When calculating the amount of annual leave you have remaining, it is important to remember that:
- You do not need to work for a minimum period to gain entitlement to annual leave
- Bank holidays may be included in your 28 days of annual leave allowance (this is decided by the employer) – it is important to check in your employment contract if this is the case.
- If you start work with a new employer during the calendar year, your holiday entitlement will be calculated (i.e. pro-rated) based on your start date.
The ‘leave year’ (i.e. the start and end date) is normally included in your employment contract. If not, the leave year will start on your first day of work and each anniversary of that date.
Employment law states that your employer must provide you with a written statement of the particulars of your employment, and this must be received on or before your first day of work. This must include a full breakdown of your holiday entitlement, including any contractual allowance, whether this includes public holidays, how your annual leave pay will be calculated, and the payment of annual leave accrued if you leave the company.
Depending on your agreement with your employer, you may be eligible for more annual leave than the statutory amount required. In addition, your employer may decide to offer more favourable annual leave conditions, such as allowing you to take leave before it is accrued.
What public holidays am I entitled to?
If you live in the UK, by law you are entitled to public holidays such as Christmas, New Year, Bank Holiday days etc.
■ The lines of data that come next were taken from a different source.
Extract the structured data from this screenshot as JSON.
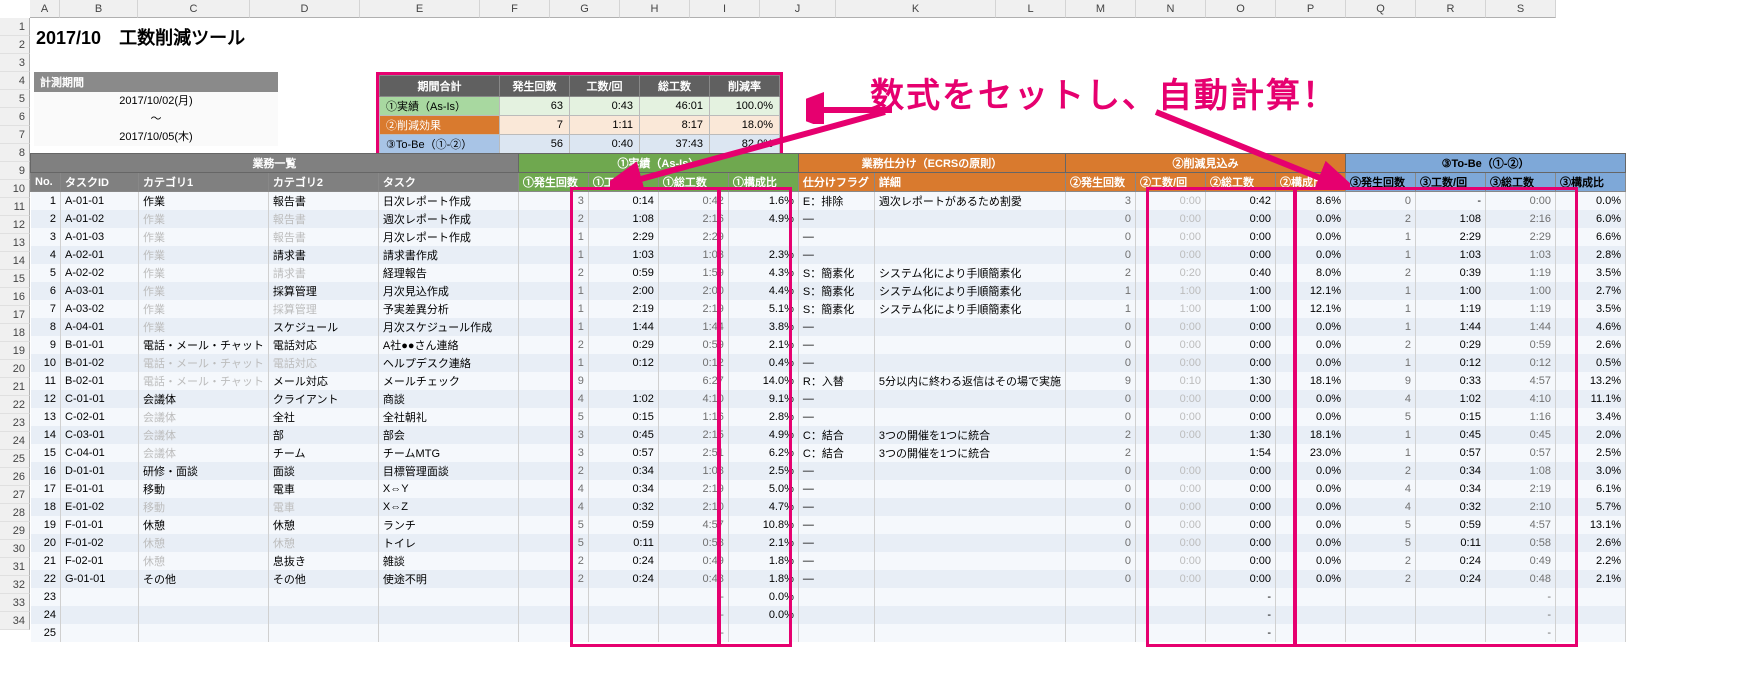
{
  "title": "2017/10　工数削減ツール",
  "period": {
    "header": "計測期間",
    "from": "2017/10/02(月)",
    "sep": "～",
    "to": "2017/10/05(木)"
  },
  "summary": {
    "head": [
      "期間合計",
      "発生回数",
      "工数/回",
      "総工数",
      "削減率"
    ],
    "rows": [
      {
        "lbl": "①実績（As-Is）",
        "v": [
          "63",
          "0:43",
          "46:01",
          "100.0%"
        ]
      },
      {
        "lbl": "②削減効果",
        "v": [
          "7",
          "1:11",
          "8:17",
          "18.0%"
        ]
      },
      {
        "lbl": "③To-Be（①-②）",
        "v": [
          "56",
          "0:40",
          "37:43",
          "82.0%"
        ]
      }
    ]
  },
  "callout": "数式をセットし、自動計算！",
  "letters": [
    "A",
    "B",
    "C",
    "D",
    "E",
    "F",
    "G",
    "H",
    "I",
    "J",
    "K",
    "L",
    "M",
    "N",
    "O",
    "P",
    "Q",
    "R",
    "S"
  ],
  "letterWidths": [
    30,
    78,
    112,
    110,
    120,
    70,
    70,
    70,
    70,
    76,
    160,
    70,
    70,
    70,
    70,
    70,
    70,
    70,
    70
  ],
  "rownums": [
    1,
    2,
    3,
    4,
    5,
    6,
    7,
    8,
    9,
    10,
    11,
    12,
    13,
    14,
    15,
    16,
    17,
    18,
    19,
    20,
    21,
    22,
    23,
    24,
    25,
    26,
    27,
    28,
    29,
    30,
    31,
    32,
    33,
    34
  ],
  "group": {
    "list": "業務一覧",
    "jis": "①実績（As-Is）",
    "ecrs": "業務仕分け（ECRSの原則）",
    "sak": "②削減見込み",
    "tobe": "③To-Be（①-②）"
  },
  "sub": {
    "no": "No.",
    "tid": "タスクID",
    "c1": "カテゴリ1",
    "c2": "カテゴリ2",
    "task": "タスク",
    "jc": "①発生回数",
    "jt": "①工数/回",
    "js": "①総工数",
    "jr": "①構成比",
    "ef": "仕分けフラグ",
    "ed": "詳細",
    "sc": "②発生回数",
    "st": "②工数/回",
    "ss": "②総工数",
    "sr": "②構成比",
    "tc": "③発生回数",
    "tt": "③工数/回",
    "ts": "③総工数",
    "tr": "③構成比"
  },
  "rows": [
    {
      "no": 1,
      "tid": "A-01-01",
      "c1": "作業",
      "c1d": false,
      "c2": "報告書",
      "c2d": false,
      "task": "日次レポート作成",
      "jc": "3",
      "jt": "0:14",
      "js": "0:42",
      "jr": "1.6%",
      "ef": "E：排除",
      "ed": "週次レポートがあるため割愛",
      "sc": "3",
      "st": "0:00",
      "ss": "0:42",
      "sr": "8.6%",
      "tc": "0",
      "tt": "-",
      "ts": "0:00",
      "tr": "0.0%"
    },
    {
      "no": 2,
      "tid": "A-01-02",
      "c1": "作業",
      "c1d": true,
      "c2": "報告書",
      "c2d": true,
      "task": "週次レポート作成",
      "jc": "2",
      "jt": "1:08",
      "js": "2:16",
      "jr": "4.9%",
      "ef": "—",
      "ed": "",
      "sc": "0",
      "st": "0:00",
      "ss": "0:00",
      "sr": "0.0%",
      "tc": "2",
      "tt": "1:08",
      "ts": "2:16",
      "tr": "6.0%"
    },
    {
      "no": 3,
      "tid": "A-01-03",
      "c1": "作業",
      "c1d": true,
      "c2": "報告書",
      "c2d": true,
      "task": "月次レポート作成",
      "jc": "1",
      "jt": "2:29",
      "js": "2:29",
      "jr": "",
      "ef": "—",
      "ed": "",
      "sc": "0",
      "st": "0:00",
      "ss": "0:00",
      "sr": "0.0%",
      "tc": "1",
      "tt": "2:29",
      "ts": "2:29",
      "tr": "6.6%"
    },
    {
      "no": 4,
      "tid": "A-02-01",
      "c1": "作業",
      "c1d": true,
      "c2": "請求書",
      "c2d": false,
      "task": "請求書作成",
      "jc": "1",
      "jt": "1:03",
      "js": "1:03",
      "jr": "2.3%",
      "ef": "—",
      "ed": "",
      "sc": "0",
      "st": "0:00",
      "ss": "0:00",
      "sr": "0.0%",
      "tc": "1",
      "tt": "1:03",
      "ts": "1:03",
      "tr": "2.8%"
    },
    {
      "no": 5,
      "tid": "A-02-02",
      "c1": "作業",
      "c1d": true,
      "c2": "請求書",
      "c2d": true,
      "task": "経理報告",
      "jc": "2",
      "jt": "0:59",
      "js": "1:59",
      "jr": "4.3%",
      "ef": "S：簡素化",
      "ed": "システム化により手順簡素化",
      "sc": "2",
      "st": "0:20",
      "ss": "0:40",
      "sr": "8.0%",
      "tc": "2",
      "tt": "0:39",
      "ts": "1:19",
      "tr": "3.5%"
    },
    {
      "no": 6,
      "tid": "A-03-01",
      "c1": "作業",
      "c1d": true,
      "c2": "採算管理",
      "c2d": false,
      "task": "月次見込作成",
      "jc": "1",
      "jt": "2:00",
      "js": "2:00",
      "jr": "4.4%",
      "ef": "S：簡素化",
      "ed": "システム化により手順簡素化",
      "sc": "1",
      "st": "1:00",
      "ss": "1:00",
      "sr": "12.1%",
      "tc": "1",
      "tt": "1:00",
      "ts": "1:00",
      "tr": "2.7%"
    },
    {
      "no": 7,
      "tid": "A-03-02",
      "c1": "作業",
      "c1d": true,
      "c2": "採算管理",
      "c2d": true,
      "task": "予実差異分析",
      "jc": "1",
      "jt": "2:19",
      "js": "2:19",
      "jr": "5.1%",
      "ef": "S：簡素化",
      "ed": "システム化により手順簡素化",
      "sc": "1",
      "st": "1:00",
      "ss": "1:00",
      "sr": "12.1%",
      "tc": "1",
      "tt": "1:19",
      "ts": "1:19",
      "tr": "3.5%"
    },
    {
      "no": 8,
      "tid": "A-04-01",
      "c1": "作業",
      "c1d": true,
      "c2": "スケジュール",
      "c2d": false,
      "task": "月次スケジュール作成",
      "jc": "1",
      "jt": "1:44",
      "js": "1:44",
      "jr": "3.8%",
      "ef": "—",
      "ed": "",
      "sc": "0",
      "st": "0:00",
      "ss": "0:00",
      "sr": "0.0%",
      "tc": "1",
      "tt": "1:44",
      "ts": "1:44",
      "tr": "4.6%"
    },
    {
      "no": 9,
      "tid": "B-01-01",
      "c1": "電話・メール・チャット",
      "c1d": false,
      "c2": "電話対応",
      "c2d": false,
      "task": "A社●●さん連絡",
      "jc": "2",
      "jt": "0:29",
      "js": "0:59",
      "jr": "2.1%",
      "ef": "—",
      "ed": "",
      "sc": "0",
      "st": "0:00",
      "ss": "0:00",
      "sr": "0.0%",
      "tc": "2",
      "tt": "0:29",
      "ts": "0:59",
      "tr": "2.6%"
    },
    {
      "no": 10,
      "tid": "B-01-02",
      "c1": "電話・メール・チャット",
      "c1d": true,
      "c2": "電話対応",
      "c2d": true,
      "task": "ヘルプデスク連絡",
      "jc": "1",
      "jt": "0:12",
      "js": "0:12",
      "jr": "0.4%",
      "ef": "—",
      "ed": "",
      "sc": "0",
      "st": "0:00",
      "ss": "0:00",
      "sr": "0.0%",
      "tc": "1",
      "tt": "0:12",
      "ts": "0:12",
      "tr": "0.5%"
    },
    {
      "no": 11,
      "tid": "B-02-01",
      "c1": "電話・メール・チャット",
      "c1d": true,
      "c2": "メール対応",
      "c2d": false,
      "task": "メールチェック",
      "jc": "9",
      "jt": "",
      "js": "6:27",
      "jr": "14.0%",
      "ef": "R：入替",
      "ed": "5分以内に終わる返信はその場で実施",
      "sc": "9",
      "st": "0:10",
      "ss": "1:30",
      "sr": "18.1%",
      "tc": "9",
      "tt": "0:33",
      "ts": "4:57",
      "tr": "13.2%"
    },
    {
      "no": 12,
      "tid": "C-01-01",
      "c1": "会議体",
      "c1d": false,
      "c2": "クライアント",
      "c2d": false,
      "task": "商談",
      "jc": "4",
      "jt": "1:02",
      "js": "4:10",
      "jr": "9.1%",
      "ef": "—",
      "ed": "",
      "sc": "0",
      "st": "0:00",
      "ss": "0:00",
      "sr": "0.0%",
      "tc": "4",
      "tt": "1:02",
      "ts": "4:10",
      "tr": "11.1%"
    },
    {
      "no": 13,
      "tid": "C-02-01",
      "c1": "会議体",
      "c1d": true,
      "c2": "全社",
      "c2d": false,
      "task": "全社朝礼",
      "jc": "5",
      "jt": "0:15",
      "js": "1:16",
      "jr": "2.8%",
      "ef": "—",
      "ed": "",
      "sc": "0",
      "st": "0:00",
      "ss": "0:00",
      "sr": "0.0%",
      "tc": "5",
      "tt": "0:15",
      "ts": "1:16",
      "tr": "3.4%"
    },
    {
      "no": 14,
      "tid": "C-03-01",
      "c1": "会議体",
      "c1d": true,
      "c2": "部",
      "c2d": false,
      "task": "部会",
      "jc": "3",
      "jt": "0:45",
      "js": "2:15",
      "jr": "4.9%",
      "ef": "C：結合",
      "ed": "3つの開催を1つに統合",
      "sc": "2",
      "st": "0:00",
      "ss": "1:30",
      "sr": "18.1%",
      "tc": "1",
      "tt": "0:45",
      "ts": "0:45",
      "tr": "2.0%"
    },
    {
      "no": 15,
      "tid": "C-04-01",
      "c1": "会議体",
      "c1d": true,
      "c2": "チーム",
      "c2d": false,
      "task": "チームMTG",
      "jc": "3",
      "jt": "0:57",
      "js": "2:51",
      "jr": "6.2%",
      "ef": "C：結合",
      "ed": "3つの開催を1つに統合",
      "sc": "2",
      "st": "",
      "ss": "1:54",
      "sr": "23.0%",
      "tc": "1",
      "tt": "0:57",
      "ts": "0:57",
      "tr": "2.5%"
    },
    {
      "no": 16,
      "tid": "D-01-01",
      "c1": "研修・面談",
      "c1d": false,
      "c2": "面談",
      "c2d": false,
      "task": "目標管理面談",
      "jc": "2",
      "jt": "0:34",
      "js": "1:08",
      "jr": "2.5%",
      "ef": "—",
      "ed": "",
      "sc": "0",
      "st": "0:00",
      "ss": "0:00",
      "sr": "0.0%",
      "tc": "2",
      "tt": "0:34",
      "ts": "1:08",
      "tr": "3.0%"
    },
    {
      "no": 17,
      "tid": "E-01-01",
      "c1": "移動",
      "c1d": false,
      "c2": "電車",
      "c2d": false,
      "task": "X⇔Y",
      "jc": "4",
      "jt": "0:34",
      "js": "2:19",
      "jr": "5.0%",
      "ef": "—",
      "ed": "",
      "sc": "0",
      "st": "0:00",
      "ss": "0:00",
      "sr": "0.0%",
      "tc": "4",
      "tt": "0:34",
      "ts": "2:19",
      "tr": "6.1%"
    },
    {
      "no": 18,
      "tid": "E-01-02",
      "c1": "移動",
      "c1d": true,
      "c2": "電車",
      "c2d": true,
      "task": "X⇔Z",
      "jc": "4",
      "jt": "0:32",
      "js": "2:10",
      "jr": "4.7%",
      "ef": "—",
      "ed": "",
      "sc": "0",
      "st": "0:00",
      "ss": "0:00",
      "sr": "0.0%",
      "tc": "4",
      "tt": "0:32",
      "ts": "2:10",
      "tr": "5.7%"
    },
    {
      "no": 19,
      "tid": "F-01-01",
      "c1": "休憩",
      "c1d": false,
      "c2": "休憩",
      "c2d": false,
      "task": "ランチ",
      "jc": "5",
      "jt": "0:59",
      "js": "4:57",
      "jr": "10.8%",
      "ef": "—",
      "ed": "",
      "sc": "0",
      "st": "0:00",
      "ss": "0:00",
      "sr": "0.0%",
      "tc": "5",
      "tt": "0:59",
      "ts": "4:57",
      "tr": "13.1%"
    },
    {
      "no": 20,
      "tid": "F-01-02",
      "c1": "休憩",
      "c1d": true,
      "c2": "休憩",
      "c2d": true,
      "task": "トイレ",
      "jc": "5",
      "jt": "0:11",
      "js": "0:58",
      "jr": "2.1%",
      "ef": "—",
      "ed": "",
      "sc": "0",
      "st": "0:00",
      "ss": "0:00",
      "sr": "0.0%",
      "tc": "5",
      "tt": "0:11",
      "ts": "0:58",
      "tr": "2.6%"
    },
    {
      "no": 21,
      "tid": "F-02-01",
      "c1": "休憩",
      "c1d": true,
      "c2": "息抜き",
      "c2d": false,
      "task": "雑談",
      "jc": "2",
      "jt": "0:24",
      "js": "0:49",
      "jr": "1.8%",
      "ef": "—",
      "ed": "",
      "sc": "0",
      "st": "0:00",
      "ss": "0:00",
      "sr": "0.0%",
      "tc": "2",
      "tt": "0:24",
      "ts": "0:49",
      "tr": "2.2%"
    },
    {
      "no": 22,
      "tid": "G-01-01",
      "c1": "その他",
      "c1d": false,
      "c2": "その他",
      "c2d": false,
      "task": "使途不明",
      "jc": "2",
      "jt": "0:24",
      "js": "0:48",
      "jr": "1.8%",
      "ef": "—",
      "ed": "",
      "sc": "0",
      "st": "0:00",
      "ss": "0:00",
      "sr": "0.0%",
      "tc": "2",
      "tt": "0:24",
      "ts": "0:48",
      "tr": "2.1%"
    },
    {
      "no": 23,
      "tid": "",
      "c1": "",
      "c1d": true,
      "c2": "",
      "c2d": true,
      "task": "",
      "jc": "",
      "jt": "",
      "js": "-",
      "jr": "0.0%",
      "ef": "",
      "ed": "",
      "sc": "",
      "st": "",
      "ss": "-",
      "sr": "",
      "tc": "",
      "tt": "",
      "ts": "-",
      "tr": ""
    },
    {
      "no": 24,
      "tid": "",
      "c1": "",
      "c1d": true,
      "c2": "",
      "c2d": true,
      "task": "",
      "jc": "",
      "jt": "",
      "js": "-",
      "jr": "0.0%",
      "ef": "",
      "ed": "",
      "sc": "",
      "st": "",
      "ss": "-",
      "sr": "",
      "tc": "",
      "tt": "",
      "ts": "-",
      "tr": ""
    },
    {
      "no": 25,
      "tid": "",
      "c1": "",
      "c1d": true,
      "c2": "",
      "c2d": true,
      "task": "",
      "jc": "",
      "jt": "",
      "js": "-",
      "jr": "",
      "ef": "",
      "ed": "",
      "sc": "",
      "st": "",
      "ss": "-",
      "sr": "",
      "tc": "",
      "tt": "",
      "ts": "-",
      "tr": ""
    }
  ]
}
However, businesses such as retail companies that remain operating on these days can offer you work for an increased rate of pay or day in lieu.
How does annual leave accrual work?
Annual leave starts to accrue as soon as you start work. This means that after one full month of work, you will be owed one-twelfth of your statutory annual leave allowance. For example, for a full-time employee working five days each week, after six months, they will have accrued 14 days (28 / 12 x 6). Annual leave is also accrued by those on sickness leave, maternity/paternity leave, and adoption leave.
The purpose of annual leave accrual is to avoid a situation whereby an employee is eligible for their full paid holiday allowance on the day they commence employment. Your employer may, however, decide to offer more generous terms and allow you to take annual leave you have not yet accrued.
Do you still get holiday pay when off sick?
If you are off sick or on another form of leave (such as maternal or paternal leave) and hence unable to make use of your full annual leave, your employer must allow you to carry over up to 20 of your 28 days statutory leave entitlement to the following year by law.
Holiday pay entitlement when leaving a job
Holiday entitlement is accrued from the first day of employment and increases over the year based on a calculation of the number of holiday days contracted divided by the number of working days in the year. Therefore when you are leaving a job, if you haven’t used any holiday allowance it is highly possible that you will have days owed to you before you leave.
To check your holiday entitlement, we recommend using the Government’s online holiday entitlement calculator. This can be used whether you are a full-time, part-time worker, casual worker, or you work irregular hours.
If you still have questions regarding your annual leave, holiday entitlement or when you can get holiday pay, speak to your human resources department or your manager, who should be able to explain this fully to you. If you have concerns regarding your annual leave allowance, e.g. if you are concerned your employers have misunderstood the applicable employment law, or they have breached the terms of your employment contract, speak to an employment law Solicitor who can advise you of your legal position and the best steps to take to protect your position.
Guillaumes LLP Solicitors is a full-service law firm based in Weybridge, Surrey. We have a highly experienced employment law team who can assist you with all matters relating to employment contracts and annual leave entitlement. To make an appointment, please contact us or call on 01932 840 111.